** ENTRIES SHOWN follows **

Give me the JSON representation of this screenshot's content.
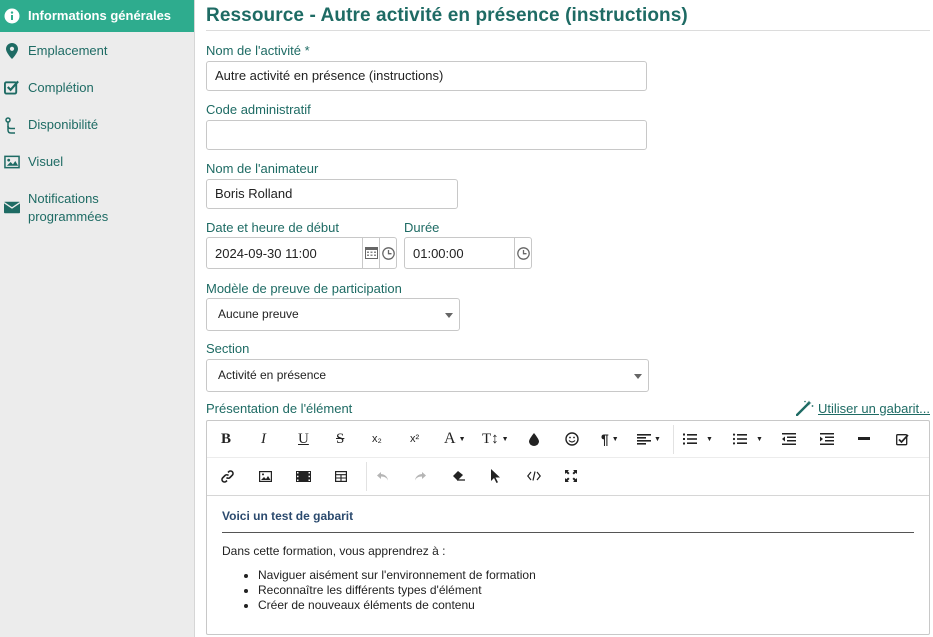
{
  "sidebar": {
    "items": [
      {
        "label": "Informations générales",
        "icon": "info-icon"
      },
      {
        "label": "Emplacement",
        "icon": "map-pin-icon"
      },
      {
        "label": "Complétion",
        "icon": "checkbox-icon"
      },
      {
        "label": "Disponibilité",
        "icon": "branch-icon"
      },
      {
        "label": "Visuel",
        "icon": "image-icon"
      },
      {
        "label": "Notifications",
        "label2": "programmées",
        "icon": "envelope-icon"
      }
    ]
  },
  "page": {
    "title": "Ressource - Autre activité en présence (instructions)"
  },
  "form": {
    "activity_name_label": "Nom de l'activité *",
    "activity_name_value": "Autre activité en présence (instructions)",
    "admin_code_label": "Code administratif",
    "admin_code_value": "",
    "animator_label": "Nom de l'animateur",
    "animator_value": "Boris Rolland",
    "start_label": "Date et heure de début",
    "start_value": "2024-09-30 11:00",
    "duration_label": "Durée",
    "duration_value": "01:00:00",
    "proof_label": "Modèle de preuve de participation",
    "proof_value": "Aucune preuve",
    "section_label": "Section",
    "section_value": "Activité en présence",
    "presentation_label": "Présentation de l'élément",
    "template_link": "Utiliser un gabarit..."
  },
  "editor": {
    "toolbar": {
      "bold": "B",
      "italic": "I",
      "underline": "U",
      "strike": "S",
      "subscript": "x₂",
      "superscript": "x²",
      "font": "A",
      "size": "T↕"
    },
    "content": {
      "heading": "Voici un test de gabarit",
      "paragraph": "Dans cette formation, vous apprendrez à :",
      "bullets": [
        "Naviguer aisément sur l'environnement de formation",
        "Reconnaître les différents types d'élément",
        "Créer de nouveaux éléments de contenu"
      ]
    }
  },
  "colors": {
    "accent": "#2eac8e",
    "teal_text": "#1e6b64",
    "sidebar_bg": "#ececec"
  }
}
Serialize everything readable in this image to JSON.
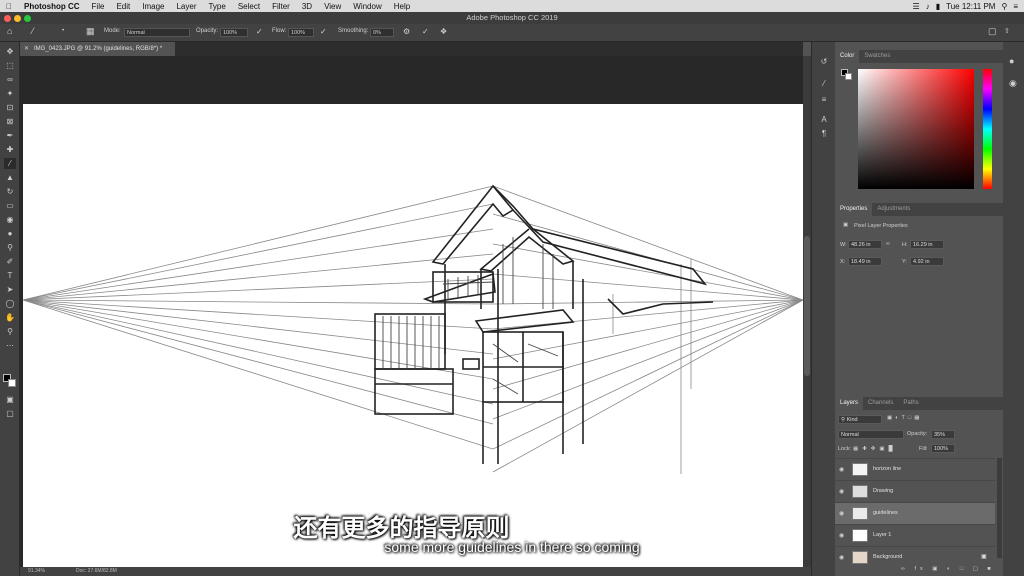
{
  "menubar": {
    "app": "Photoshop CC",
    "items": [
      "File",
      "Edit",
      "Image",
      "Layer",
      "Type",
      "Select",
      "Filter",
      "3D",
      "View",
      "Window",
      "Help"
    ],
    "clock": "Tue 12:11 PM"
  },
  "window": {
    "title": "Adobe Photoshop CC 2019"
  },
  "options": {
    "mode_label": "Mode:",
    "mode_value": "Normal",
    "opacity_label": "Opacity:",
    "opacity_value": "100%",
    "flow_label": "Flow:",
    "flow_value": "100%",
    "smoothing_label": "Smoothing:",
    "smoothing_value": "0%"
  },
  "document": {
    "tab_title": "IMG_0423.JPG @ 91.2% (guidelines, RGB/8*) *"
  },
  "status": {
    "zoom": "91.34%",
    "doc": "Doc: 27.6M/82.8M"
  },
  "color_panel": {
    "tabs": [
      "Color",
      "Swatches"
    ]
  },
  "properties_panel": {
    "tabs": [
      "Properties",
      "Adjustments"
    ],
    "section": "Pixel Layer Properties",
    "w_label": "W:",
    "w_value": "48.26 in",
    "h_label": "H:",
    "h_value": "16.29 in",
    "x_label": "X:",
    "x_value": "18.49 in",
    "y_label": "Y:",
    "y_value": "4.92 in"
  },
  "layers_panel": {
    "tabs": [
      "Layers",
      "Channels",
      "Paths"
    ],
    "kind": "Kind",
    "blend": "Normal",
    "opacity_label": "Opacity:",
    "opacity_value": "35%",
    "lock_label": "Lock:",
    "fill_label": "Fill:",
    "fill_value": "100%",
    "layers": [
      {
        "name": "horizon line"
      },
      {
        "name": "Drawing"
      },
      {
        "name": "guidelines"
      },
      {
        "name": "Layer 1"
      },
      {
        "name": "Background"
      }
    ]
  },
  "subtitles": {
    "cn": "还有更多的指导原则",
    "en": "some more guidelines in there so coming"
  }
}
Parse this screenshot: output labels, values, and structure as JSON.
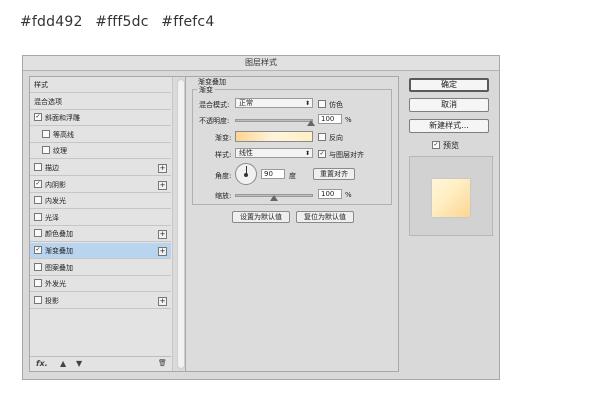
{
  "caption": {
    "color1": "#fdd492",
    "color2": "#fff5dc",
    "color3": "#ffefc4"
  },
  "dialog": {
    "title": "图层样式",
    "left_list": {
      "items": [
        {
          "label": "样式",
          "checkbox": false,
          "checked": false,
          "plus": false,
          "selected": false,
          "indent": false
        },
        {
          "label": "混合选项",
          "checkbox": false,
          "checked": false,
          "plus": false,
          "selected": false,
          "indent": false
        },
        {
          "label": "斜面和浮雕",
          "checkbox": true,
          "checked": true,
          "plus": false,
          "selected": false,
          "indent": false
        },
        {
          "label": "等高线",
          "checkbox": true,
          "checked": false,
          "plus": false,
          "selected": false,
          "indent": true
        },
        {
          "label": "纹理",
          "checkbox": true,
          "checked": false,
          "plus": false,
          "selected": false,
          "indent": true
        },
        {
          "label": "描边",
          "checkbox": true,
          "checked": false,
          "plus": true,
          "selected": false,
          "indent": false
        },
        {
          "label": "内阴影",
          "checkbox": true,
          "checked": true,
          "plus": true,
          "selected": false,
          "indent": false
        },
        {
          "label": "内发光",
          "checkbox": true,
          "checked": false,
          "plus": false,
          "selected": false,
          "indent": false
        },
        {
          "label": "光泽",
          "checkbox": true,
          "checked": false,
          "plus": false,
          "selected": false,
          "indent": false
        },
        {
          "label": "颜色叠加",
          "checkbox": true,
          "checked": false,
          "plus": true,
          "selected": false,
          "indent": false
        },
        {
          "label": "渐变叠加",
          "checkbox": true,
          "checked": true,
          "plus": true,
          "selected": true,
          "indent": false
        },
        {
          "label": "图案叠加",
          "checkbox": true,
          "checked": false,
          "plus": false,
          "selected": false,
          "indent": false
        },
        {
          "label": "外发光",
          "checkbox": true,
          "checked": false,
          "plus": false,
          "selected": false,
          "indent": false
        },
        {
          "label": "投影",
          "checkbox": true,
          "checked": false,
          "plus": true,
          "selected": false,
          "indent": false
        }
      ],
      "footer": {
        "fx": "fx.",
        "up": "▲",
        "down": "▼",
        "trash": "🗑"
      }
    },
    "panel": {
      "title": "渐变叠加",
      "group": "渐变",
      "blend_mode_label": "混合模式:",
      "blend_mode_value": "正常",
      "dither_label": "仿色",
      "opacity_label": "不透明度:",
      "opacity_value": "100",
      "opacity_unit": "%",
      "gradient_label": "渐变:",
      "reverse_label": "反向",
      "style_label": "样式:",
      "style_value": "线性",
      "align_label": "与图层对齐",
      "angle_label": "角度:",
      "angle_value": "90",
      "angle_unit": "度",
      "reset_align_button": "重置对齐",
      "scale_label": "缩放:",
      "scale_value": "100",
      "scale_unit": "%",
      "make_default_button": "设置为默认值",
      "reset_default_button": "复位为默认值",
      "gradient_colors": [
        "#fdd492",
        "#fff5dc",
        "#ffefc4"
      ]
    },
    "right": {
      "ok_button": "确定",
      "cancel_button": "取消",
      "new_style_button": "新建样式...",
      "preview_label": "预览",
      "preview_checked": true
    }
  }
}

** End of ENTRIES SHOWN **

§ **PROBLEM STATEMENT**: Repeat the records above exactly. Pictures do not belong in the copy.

§ **EXERCISE OUTPUT**:
Give me the JSON representation of this screenshot's content.
{
  "sidebar": {
    "items": [
      {
        "label": "Informations générales",
        "icon": "info-icon"
      },
      {
        "label": "Emplacement",
        "icon": "map-pin-icon"
      },
      {
        "label": "Complétion",
        "icon": "checkbox-icon"
      },
      {
        "label": "Disponibilité",
        "icon": "branch-icon"
      },
      {
        "label": "Visuel",
        "icon": "image-icon"
      },
      {
        "label": "Notifications",
        "label2": "programmées",
        "icon": "envelope-icon"
      }
    ]
  },
  "page": {
    "title": "Ressource - Autre activité en présence (instructions)"
  },
  "form": {
    "activity_name_label": "Nom de l'activité *",
    "activity_name_value": "Autre activité en présence (instructions)",
    "admin_code_label": "Code administratif",
    "admin_code_value": "",
    "animator_label": "Nom de l'animateur",
    "animator_value": "Boris Rolland",
    "start_label": "Date et heure de début",
    "start_value": "2024-09-30 11:00",
    "duration_label": "Durée",
    "duration_value": "01:00:00",
    "proof_label": "Modèle de preuve de participation",
    "proof_value": "Aucune preuve",
    "section_label": "Section",
    "section_value": "Activité en présence",
    "presentation_label": "Présentation de l'élément",
    "template_link": "Utiliser un gabarit..."
  },
  "editor": {
    "toolbar": {
      "bold": "B",
      "italic": "I",
      "underline": "U",
      "strike": "S",
      "subscript": "x₂",
      "superscript": "x²",
      "font": "A",
      "size": "T↕"
    },
    "content": {
      "heading": "Voici un test de gabarit",
      "paragraph": "Dans cette formation, vous apprendrez à :",
      "bullets": [
        "Naviguer aisément sur l'environnement de formation",
        "Reconnaître les différents types d'élément",
        "Créer de nouveaux éléments de contenu"
      ]
    }
  },
  "colors": {
    "accent": "#2eac8e",
    "teal_text": "#1e6b64",
    "sidebar_bg": "#ececec"
  }
}
Serialize everything readable in this image to JSON.
{
  "menubar": {
    "app": "Photoshop CC",
    "items": [
      "File",
      "Edit",
      "Image",
      "Layer",
      "Type",
      "Select",
      "Filter",
      "3D",
      "View",
      "Window",
      "Help"
    ],
    "clock": "Tue 12:11 PM"
  },
  "window": {
    "title": "Adobe Photoshop CC 2019"
  },
  "options": {
    "mode_label": "Mode:",
    "mode_value": "Normal",
    "opacity_label": "Opacity:",
    "opacity_value": "100%",
    "flow_label": "Flow:",
    "flow_value": "100%",
    "smoothing_label": "Smoothing:",
    "smoothing_value": "0%"
  },
  "document": {
    "tab_title": "IMG_0423.JPG @ 91.2% (guidelines, RGB/8*) *"
  },
  "status": {
    "zoom": "91.34%",
    "doc": "Doc: 27.6M/82.8M"
  },
  "color_panel": {
    "tabs": [
      "Color",
      "Swatches"
    ]
  },
  "properties_panel": {
    "tabs": [
      "Properties",
      "Adjustments"
    ],
    "section": "Pixel Layer Properties",
    "w_label": "W:",
    "w_value": "48.26 in",
    "h_label": "H:",
    "h_value": "16.29 in",
    "x_label": "X:",
    "x_value": "18.49 in",
    "y_label": "Y:",
    "y_value": "4.92 in"
  },
  "layers_panel": {
    "tabs": [
      "Layers",
      "Channels",
      "Paths"
    ],
    "kind": "Kind",
    "blend": "Normal",
    "opacity_label": "Opacity:",
    "opacity_value": "35%",
    "lock_label": "Lock:",
    "fill_label": "Fill:",
    "fill_value": "100%",
    "layers": [
      {
        "name": "horizon line"
      },
      {
        "name": "Drawing"
      },
      {
        "name": "guidelines"
      },
      {
        "name": "Layer 1"
      },
      {
        "name": "Background"
      }
    ]
  },
  "subtitles": {
    "cn": "还有更多的指导原则",
    "en": "some more guidelines in there so coming"
  }
}
Parse this screenshot: output labels, values, and structure as JSON.
{
  "caption": {
    "color1": "#fdd492",
    "color2": "#fff5dc",
    "color3": "#ffefc4"
  },
  "dialog": {
    "title": "图层样式",
    "left_list": {
      "items": [
        {
          "label": "样式",
          "checkbox": false,
          "checked": false,
          "plus": false,
          "selected": false,
          "indent": false
        },
        {
          "label": "混合选项",
          "checkbox": false,
          "checked": false,
          "plus": false,
          "selected": false,
          "indent": false
        },
        {
          "label": "斜面和浮雕",
          "checkbox": true,
          "checked": true,
          "plus": false,
          "selected": false,
          "indent": false
        },
        {
          "label": "等高线",
          "checkbox": true,
          "checked": false,
          "plus": false,
          "selected": false,
          "indent": true
        },
        {
          "label": "纹理",
          "checkbox": true,
          "checked": false,
          "plus": false,
          "selected": false,
          "indent": true
        },
        {
          "label": "描边",
          "checkbox": true,
          "checked": false,
          "plus": true,
          "selected": false,
          "indent": false
        },
        {
          "label": "内阴影",
          "checkbox": true,
          "checked": true,
          "plus": true,
          "selected": false,
          "indent": false
        },
        {
          "label": "内发光",
          "checkbox": true,
          "checked": false,
          "plus": false,
          "selected": false,
          "indent": false
        },
        {
          "label": "光泽",
          "checkbox": true,
          "checked": false,
          "plus": false,
          "selected": false,
          "indent": false
        },
        {
          "label": "颜色叠加",
          "checkbox": true,
          "checked": false,
          "plus": true,
          "selected": false,
          "indent": false
        },
        {
          "label": "渐变叠加",
          "checkbox": true,
          "checked": true,
          "plus": true,
          "selected": true,
          "indent": false
        },
        {
          "label": "图案叠加",
          "checkbox": true,
          "checked": false,
          "plus": false,
          "selected": false,
          "indent": false
        },
        {
          "label": "外发光",
          "checkbox": true,
          "checked": false,
          "plus": false,
          "selected": false,
          "indent": false
        },
        {
          "label": "投影",
          "checkbox": true,
          "checked": false,
          "plus": true,
          "selected": false,
          "indent": false
        }
      ],
      "footer": {
        "fx": "fx.",
        "up": "▲",
        "down": "▼",
        "trash": "🗑"
      }
    },
    "panel": {
      "title": "渐变叠加",
      "group": "渐变",
      "blend_mode_label": "混合模式:",
      "blend_mode_value": "正常",
      "dither_label": "仿色",
      "opacity_label": "不透明度:",
      "opacity_value": "100",
      "opacity_unit": "%",
      "gradient_label": "渐变:",
      "reverse_label": "反向",
      "style_label": "样式:",
      "style_value": "线性",
      "align_label": "与图层对齐",
      "angle_label": "角度:",
      "angle_value": "90",
      "angle_unit": "度",
      "reset_align_button": "重置对齐",
      "scale_label": "缩放:",
      "scale_value": "100",
      "scale_unit": "%",
      "make_default_button": "设置为默认值",
      "reset_default_button": "复位为默认值",
      "gradient_colors": [
        "#fdd492",
        "#fff5dc",
        "#ffefc4"
      ]
    },
    "right": {
      "ok_button": "确定",
      "cancel_button": "取消",
      "new_style_button": "新建样式...",
      "preview_label": "预览",
      "preview_checked": true
    }
  }
}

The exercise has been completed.